Who is El Monstruo?

On the technical side of things, LOWLIFE has some of the best sound effects and cues this side of IT FOLLOWS. It’s an impressive feat to get my heart pounding while watching a character watch other characters. Where other films would go for a subdued approach to such a scene, LOWLIFE trusts that you know what’s at stake and as every situation becomes more desperate than the next, the sound direction matches it every step of the way. As I mentioned before, most of the film is shot free camera style which lends it an unwashed credibility that establishes the setting and lifestyle we’re dealing with perfectly. When we see on screen violence, it’s visceral and personal. Prows obviously understands there’s a natural brutality to being shot that doesn’t need to be exaggerated. Bodies don’t fly through windows, and heads don’t explode all willy nilly. LOWLIFE treats violence as a natural act, and as such makes it so much more savage in the process.

There are points in the film where I was audibly gasping in shock

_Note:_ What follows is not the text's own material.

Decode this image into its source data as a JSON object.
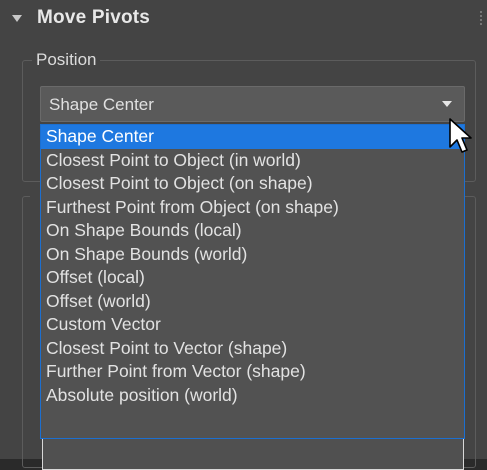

There’s not a lot to complain about in LOWLIFE, the action is intense, the acting is great, and the story is its strongest aspect. With that being said, if I were forced to nitpick, I did find it sort of convenient during that one act of the film when those three characters decided to go to that locations. You’ll know it when you see it. Or not because it’s really not that big of a deal against the overall quality of the film but it did catch my attention and I feel duty bound to mention it.

Otherwise, LOWLIFE is a film to watch. It’s brazen and smart. It trusts its audience to follow along but doesn’t ever coddle. It’s a new take on an old formula. What else can I say to make you go watch this movie? Horror fans should rejoice, we have our PULP FICTION.